Show, in full, each line of the data that contains "Open".

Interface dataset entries
####################

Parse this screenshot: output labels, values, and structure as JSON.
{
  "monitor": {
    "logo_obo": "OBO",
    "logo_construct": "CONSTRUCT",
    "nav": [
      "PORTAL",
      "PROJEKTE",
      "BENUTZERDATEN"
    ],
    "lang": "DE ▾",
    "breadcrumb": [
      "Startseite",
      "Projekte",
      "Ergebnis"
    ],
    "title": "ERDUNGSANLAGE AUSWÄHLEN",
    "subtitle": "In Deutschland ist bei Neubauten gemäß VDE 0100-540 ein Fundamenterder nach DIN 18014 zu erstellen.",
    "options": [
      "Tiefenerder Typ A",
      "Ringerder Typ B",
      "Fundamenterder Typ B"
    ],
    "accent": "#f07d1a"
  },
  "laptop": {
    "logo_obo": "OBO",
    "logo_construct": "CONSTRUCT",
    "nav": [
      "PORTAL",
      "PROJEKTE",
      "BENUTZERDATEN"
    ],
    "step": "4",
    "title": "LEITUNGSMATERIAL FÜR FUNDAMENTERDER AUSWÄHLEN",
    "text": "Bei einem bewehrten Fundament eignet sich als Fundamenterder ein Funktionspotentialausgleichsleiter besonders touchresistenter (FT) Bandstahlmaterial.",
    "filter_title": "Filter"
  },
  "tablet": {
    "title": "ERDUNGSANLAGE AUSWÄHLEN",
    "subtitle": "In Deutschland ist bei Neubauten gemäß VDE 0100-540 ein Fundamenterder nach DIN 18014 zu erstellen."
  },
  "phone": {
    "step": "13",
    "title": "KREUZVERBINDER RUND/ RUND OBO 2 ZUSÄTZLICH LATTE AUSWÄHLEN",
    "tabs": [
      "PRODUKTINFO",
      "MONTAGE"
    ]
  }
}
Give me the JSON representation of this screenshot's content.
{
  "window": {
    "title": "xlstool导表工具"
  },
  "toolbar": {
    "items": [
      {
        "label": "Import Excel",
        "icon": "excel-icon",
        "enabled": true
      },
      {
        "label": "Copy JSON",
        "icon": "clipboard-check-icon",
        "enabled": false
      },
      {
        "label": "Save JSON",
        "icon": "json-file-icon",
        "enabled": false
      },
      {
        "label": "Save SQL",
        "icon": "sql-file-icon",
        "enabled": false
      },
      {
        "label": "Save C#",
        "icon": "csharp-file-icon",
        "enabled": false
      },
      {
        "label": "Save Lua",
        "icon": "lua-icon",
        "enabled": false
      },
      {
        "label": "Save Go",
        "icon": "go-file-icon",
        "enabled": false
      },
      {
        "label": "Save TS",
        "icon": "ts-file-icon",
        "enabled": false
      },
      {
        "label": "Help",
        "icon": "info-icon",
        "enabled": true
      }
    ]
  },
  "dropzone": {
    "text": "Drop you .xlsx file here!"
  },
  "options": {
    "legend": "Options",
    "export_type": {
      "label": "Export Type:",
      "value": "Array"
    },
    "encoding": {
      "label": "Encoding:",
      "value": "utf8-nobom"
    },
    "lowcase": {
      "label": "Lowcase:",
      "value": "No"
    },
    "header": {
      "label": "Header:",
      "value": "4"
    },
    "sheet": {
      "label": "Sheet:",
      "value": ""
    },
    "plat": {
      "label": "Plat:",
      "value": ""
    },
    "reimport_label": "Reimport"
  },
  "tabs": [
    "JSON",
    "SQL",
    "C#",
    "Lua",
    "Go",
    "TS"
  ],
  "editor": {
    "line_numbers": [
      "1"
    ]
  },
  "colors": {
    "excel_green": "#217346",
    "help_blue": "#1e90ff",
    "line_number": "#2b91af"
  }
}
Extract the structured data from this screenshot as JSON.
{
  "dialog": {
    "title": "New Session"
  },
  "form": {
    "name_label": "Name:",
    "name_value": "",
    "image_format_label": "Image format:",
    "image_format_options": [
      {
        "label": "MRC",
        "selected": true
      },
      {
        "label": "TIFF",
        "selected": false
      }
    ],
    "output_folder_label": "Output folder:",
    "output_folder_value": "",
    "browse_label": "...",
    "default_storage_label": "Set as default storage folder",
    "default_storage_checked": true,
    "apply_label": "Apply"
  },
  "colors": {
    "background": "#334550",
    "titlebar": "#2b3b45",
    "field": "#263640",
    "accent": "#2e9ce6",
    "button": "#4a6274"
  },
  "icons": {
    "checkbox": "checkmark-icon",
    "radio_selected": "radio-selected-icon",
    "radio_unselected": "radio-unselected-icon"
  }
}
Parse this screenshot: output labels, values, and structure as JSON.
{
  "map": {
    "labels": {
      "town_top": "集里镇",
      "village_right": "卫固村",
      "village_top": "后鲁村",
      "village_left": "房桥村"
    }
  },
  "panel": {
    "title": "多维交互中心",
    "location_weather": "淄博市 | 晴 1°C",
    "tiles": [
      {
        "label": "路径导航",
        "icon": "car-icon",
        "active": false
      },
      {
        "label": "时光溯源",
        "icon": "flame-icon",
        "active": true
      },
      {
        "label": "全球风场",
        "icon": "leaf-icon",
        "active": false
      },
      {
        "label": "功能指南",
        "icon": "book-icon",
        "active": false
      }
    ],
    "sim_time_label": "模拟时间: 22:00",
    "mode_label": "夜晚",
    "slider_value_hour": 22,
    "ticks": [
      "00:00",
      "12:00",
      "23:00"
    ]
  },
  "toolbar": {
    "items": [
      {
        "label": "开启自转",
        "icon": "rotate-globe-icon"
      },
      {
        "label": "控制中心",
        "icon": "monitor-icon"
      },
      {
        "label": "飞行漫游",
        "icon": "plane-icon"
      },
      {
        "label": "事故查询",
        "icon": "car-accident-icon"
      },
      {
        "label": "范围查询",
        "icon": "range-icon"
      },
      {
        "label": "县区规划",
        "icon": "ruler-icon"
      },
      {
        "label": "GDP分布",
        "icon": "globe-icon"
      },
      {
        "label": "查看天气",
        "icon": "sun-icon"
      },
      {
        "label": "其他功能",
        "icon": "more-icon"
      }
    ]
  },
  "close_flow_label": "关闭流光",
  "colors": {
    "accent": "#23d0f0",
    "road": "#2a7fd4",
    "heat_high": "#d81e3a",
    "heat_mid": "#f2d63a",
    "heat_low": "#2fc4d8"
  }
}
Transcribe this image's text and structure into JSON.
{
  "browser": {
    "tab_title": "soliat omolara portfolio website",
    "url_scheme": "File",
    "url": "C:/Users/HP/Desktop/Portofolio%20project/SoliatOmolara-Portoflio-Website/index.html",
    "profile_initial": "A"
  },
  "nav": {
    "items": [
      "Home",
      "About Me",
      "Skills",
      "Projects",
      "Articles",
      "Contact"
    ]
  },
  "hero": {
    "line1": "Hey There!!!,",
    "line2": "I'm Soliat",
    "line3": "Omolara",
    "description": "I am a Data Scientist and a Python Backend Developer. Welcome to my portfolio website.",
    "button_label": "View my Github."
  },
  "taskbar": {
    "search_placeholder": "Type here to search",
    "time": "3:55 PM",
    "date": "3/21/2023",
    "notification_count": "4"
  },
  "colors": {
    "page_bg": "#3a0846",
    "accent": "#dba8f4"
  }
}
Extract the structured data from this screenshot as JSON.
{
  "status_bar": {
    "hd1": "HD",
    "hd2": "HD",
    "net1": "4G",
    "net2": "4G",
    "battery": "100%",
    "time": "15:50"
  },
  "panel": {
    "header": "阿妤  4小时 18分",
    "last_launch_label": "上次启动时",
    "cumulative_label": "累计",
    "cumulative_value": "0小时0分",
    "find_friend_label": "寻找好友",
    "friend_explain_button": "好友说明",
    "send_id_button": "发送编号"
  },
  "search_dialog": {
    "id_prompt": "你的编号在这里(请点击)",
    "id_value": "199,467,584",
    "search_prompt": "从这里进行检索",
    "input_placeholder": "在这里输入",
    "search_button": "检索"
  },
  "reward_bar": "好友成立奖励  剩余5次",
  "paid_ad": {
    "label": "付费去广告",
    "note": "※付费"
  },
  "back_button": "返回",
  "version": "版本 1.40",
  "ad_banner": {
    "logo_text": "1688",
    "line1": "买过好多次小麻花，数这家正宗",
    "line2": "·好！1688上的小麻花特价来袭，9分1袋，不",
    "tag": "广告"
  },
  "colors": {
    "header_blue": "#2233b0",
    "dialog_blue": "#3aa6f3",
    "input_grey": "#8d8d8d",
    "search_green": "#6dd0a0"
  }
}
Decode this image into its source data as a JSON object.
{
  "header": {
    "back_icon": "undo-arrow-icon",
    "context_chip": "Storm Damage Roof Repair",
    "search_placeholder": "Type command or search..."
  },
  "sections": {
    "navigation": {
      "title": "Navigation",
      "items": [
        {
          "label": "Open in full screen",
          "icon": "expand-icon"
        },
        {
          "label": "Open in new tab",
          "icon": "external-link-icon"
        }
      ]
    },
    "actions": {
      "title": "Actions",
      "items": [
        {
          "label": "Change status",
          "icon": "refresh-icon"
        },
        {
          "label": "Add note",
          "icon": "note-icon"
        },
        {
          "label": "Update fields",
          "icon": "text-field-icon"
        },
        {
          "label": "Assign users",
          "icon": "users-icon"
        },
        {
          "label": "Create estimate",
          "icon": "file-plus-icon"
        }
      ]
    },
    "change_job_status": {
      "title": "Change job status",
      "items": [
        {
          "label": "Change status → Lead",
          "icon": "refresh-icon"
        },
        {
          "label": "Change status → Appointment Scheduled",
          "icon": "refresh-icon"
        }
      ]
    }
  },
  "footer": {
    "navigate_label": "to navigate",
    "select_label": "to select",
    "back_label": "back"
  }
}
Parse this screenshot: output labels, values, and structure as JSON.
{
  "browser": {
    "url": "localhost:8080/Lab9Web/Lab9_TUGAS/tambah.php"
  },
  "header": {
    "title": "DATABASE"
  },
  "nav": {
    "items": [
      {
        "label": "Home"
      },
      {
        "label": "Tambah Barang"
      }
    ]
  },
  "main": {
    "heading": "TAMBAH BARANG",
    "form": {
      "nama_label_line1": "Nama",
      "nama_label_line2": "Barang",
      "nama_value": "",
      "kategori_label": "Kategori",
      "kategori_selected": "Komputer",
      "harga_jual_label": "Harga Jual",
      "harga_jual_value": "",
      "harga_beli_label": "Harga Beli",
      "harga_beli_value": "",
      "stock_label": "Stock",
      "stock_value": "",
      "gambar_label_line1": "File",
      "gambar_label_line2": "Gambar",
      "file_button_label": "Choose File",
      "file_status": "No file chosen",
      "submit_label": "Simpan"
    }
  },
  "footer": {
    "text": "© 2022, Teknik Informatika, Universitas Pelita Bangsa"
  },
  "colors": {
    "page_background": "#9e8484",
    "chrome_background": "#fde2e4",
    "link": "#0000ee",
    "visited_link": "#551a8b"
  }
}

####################

* ANSWER BOX *
          "label": "Open in full screen",
          "label": "Open in new tab",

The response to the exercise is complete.